• ACTIVITY:
Below is a block of records; return all of them exactly, but without the images.

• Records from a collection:

Content starts

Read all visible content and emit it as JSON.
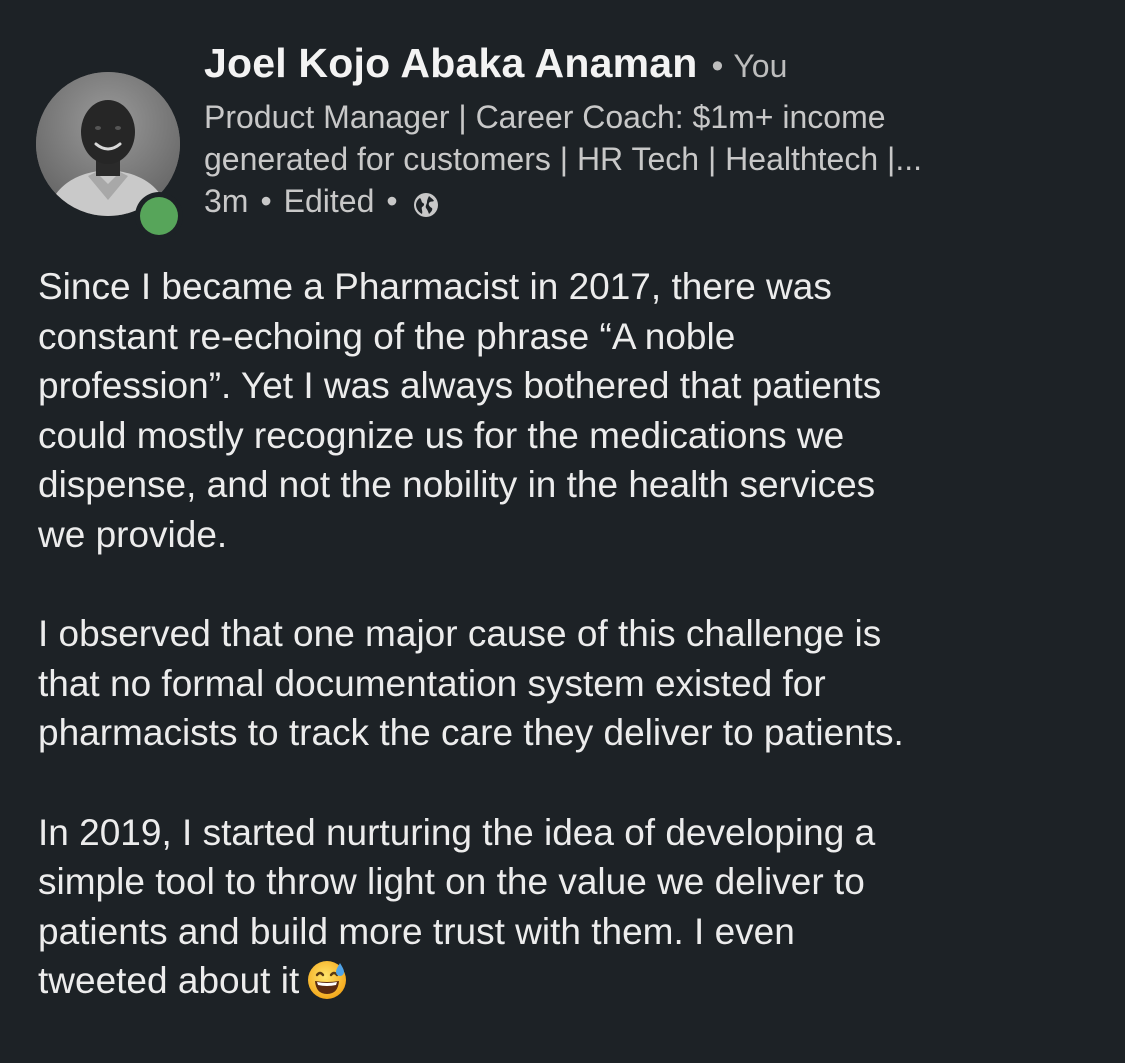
{
  "author": {
    "name": "Joel Kojo Abaka Anaman",
    "separator": "•",
    "badge": "You",
    "avatar_icon": "profile-photo",
    "presence_color": "#57a55a"
  },
  "headline": {
    "line1": "Product Manager | Career Coach: $1m+ income",
    "line2": "generated for customers | HR Tech | Healthtech |..."
  },
  "post_meta": {
    "time": "3m",
    "dot1": "•",
    "edited": "Edited",
    "dot2": "•",
    "visibility_icon": "globe-icon"
  },
  "post_body": {
    "paragraph1": [
      "Since I became a Pharmacist in 2017, there was",
      "constant re-echoing of the phrase “A noble",
      "profession”. Yet I was always bothered that patients",
      "could mostly recognize us for the medications we",
      "dispense, and not the nobility in the health services",
      "we provide."
    ],
    "paragraph2": [
      "I observed that one major cause of this challenge is",
      "that no formal documentation system existed for",
      "pharmacists to track the care they deliver to patients."
    ],
    "paragraph3": [
      "In 2019, I started nurturing the idea of developing a",
      "simple tool to throw light on the value we deliver to",
      "patients and build more trust with them. I even",
      "tweeted about it"
    ],
    "trailing_emoji": "grinning-face-with-sweat-emoji"
  },
  "colors": {
    "background": "#1d2226",
    "text_primary": "#ececec",
    "text_secondary": "#c8c8c8"
  }
}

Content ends

• RESULT BELOW:
Read all visible content and emit it as JSON.
{
  "author": {
    "name": "Joel Kojo Abaka Anaman",
    "separator": "•",
    "badge": "You",
    "avatar_icon": "profile-photo",
    "presence_color": "#57a55a"
  },
  "headline": {
    "line1": "Product Manager | Career Coach: $1m+ income",
    "line2": "generated for customers | HR Tech | Healthtech |..."
  },
  "post_meta": {
    "time": "3m",
    "dot1": "•",
    "edited": "Edited",
    "dot2": "•",
    "visibility_icon": "globe-icon"
  },
  "post_body": {
    "paragraph1": [
      "Since I became a Pharmacist in 2017, there was",
      "constant re-echoing of the phrase “A noble",
      "profession”. Yet I was always bothered that patients",
      "could mostly recognize us for the medications we",
      "dispense, and not the nobility in the health services",
      "we provide."
    ],
    "paragraph2": [
      "I observed that one major cause of this challenge is",
      "that no formal documentation system existed for",
      "pharmacists to track the care they deliver to patients."
    ],
    "paragraph3": [
      "In 2019, I started nurturing the idea of developing a",
      "simple tool to throw light on the value we deliver to",
      "patients and build more trust with them. I even",
      "tweeted about it"
    ],
    "trailing_emoji": "grinning-face-with-sweat-emoji"
  },
  "colors": {
    "background": "#1d2226",
    "text_primary": "#ececec",
    "text_secondary": "#c8c8c8"
  }
}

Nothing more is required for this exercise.